> _DATA RECORDS_
□ □ □ □ □ □ □

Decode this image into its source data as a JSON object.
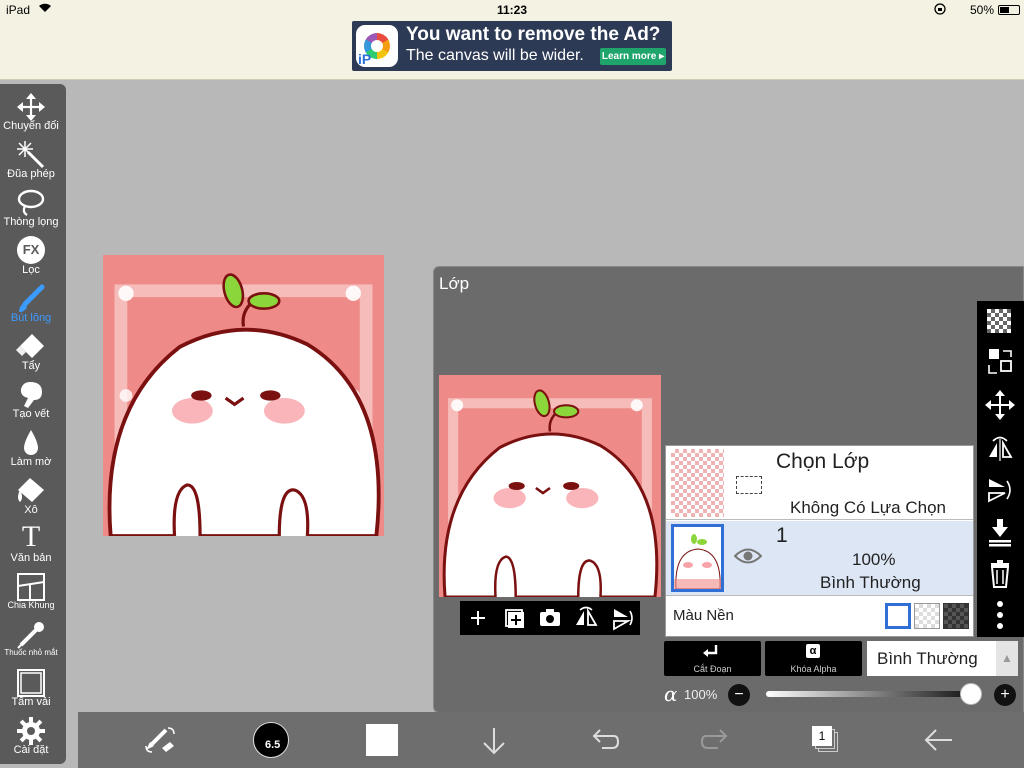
{
  "status_bar": {
    "device": "iPad",
    "time": "11:23",
    "battery": "50%"
  },
  "ad": {
    "title": "You want to remove the Ad?",
    "subtitle": "The canvas will be wider.",
    "button": "Learn more ▸",
    "logo_text": "iP"
  },
  "tools": [
    {
      "label": "Chuyển đổi",
      "icon": "move-icon"
    },
    {
      "label": "Đũa phép",
      "icon": "magic-wand-icon"
    },
    {
      "label": "Thòng lọng",
      "icon": "lasso-icon"
    },
    {
      "label": "Lọc",
      "icon": "filter-fx-icon",
      "icon_text": "FX"
    },
    {
      "label": "Bút lông",
      "icon": "brush-icon",
      "active": true
    },
    {
      "label": "Tẩy",
      "icon": "eraser-icon"
    },
    {
      "label": "Tạo vết",
      "icon": "smudge-icon"
    },
    {
      "label": "Làm mờ",
      "icon": "blur-drop-icon"
    },
    {
      "label": "Xô",
      "icon": "bucket-icon"
    },
    {
      "label": "Văn bản",
      "icon": "text-icon",
      "icon_text": "T"
    },
    {
      "label": "Chia Khung",
      "icon": "frame-divider-icon"
    },
    {
      "label": "Thuốc nhỏ mắt",
      "icon": "eyedropper-icon"
    },
    {
      "label": "Tấm vải",
      "icon": "canvas-icon"
    },
    {
      "label": "Cài đặt",
      "icon": "settings-gear-icon"
    }
  ],
  "layer_panel": {
    "title": "Lớp",
    "selection_layer": {
      "title": "Chọn Lớp",
      "status": "Không Có Lựa Chọn"
    },
    "layer1": {
      "name": "1",
      "opacity": "100%",
      "blend": "Bình Thường"
    },
    "background": {
      "label": "Màu Nền"
    },
    "clipping_label": "Cắt Đoạn",
    "alpha_lock_label": "Khóa Alpha",
    "alpha_lock_icon_text": "α",
    "blend_mode": "Bình Thường",
    "alpha_symbol": "α",
    "alpha_value": "100%",
    "opacity_value": 1.0
  },
  "bottom_bar": {
    "brush_size": "6.5",
    "layer_count": "1"
  },
  "colors": {
    "accent": "#3c9bff",
    "toolbar": "#5a5a5a",
    "panel": "#6b6b6b",
    "canvas_bg": "#ee8a88"
  }
}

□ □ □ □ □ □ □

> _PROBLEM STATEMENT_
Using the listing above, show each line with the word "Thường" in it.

> _TASK ANSWER_
      "blend": "Bình Thường"
    "blend_mode": "Bình Thường",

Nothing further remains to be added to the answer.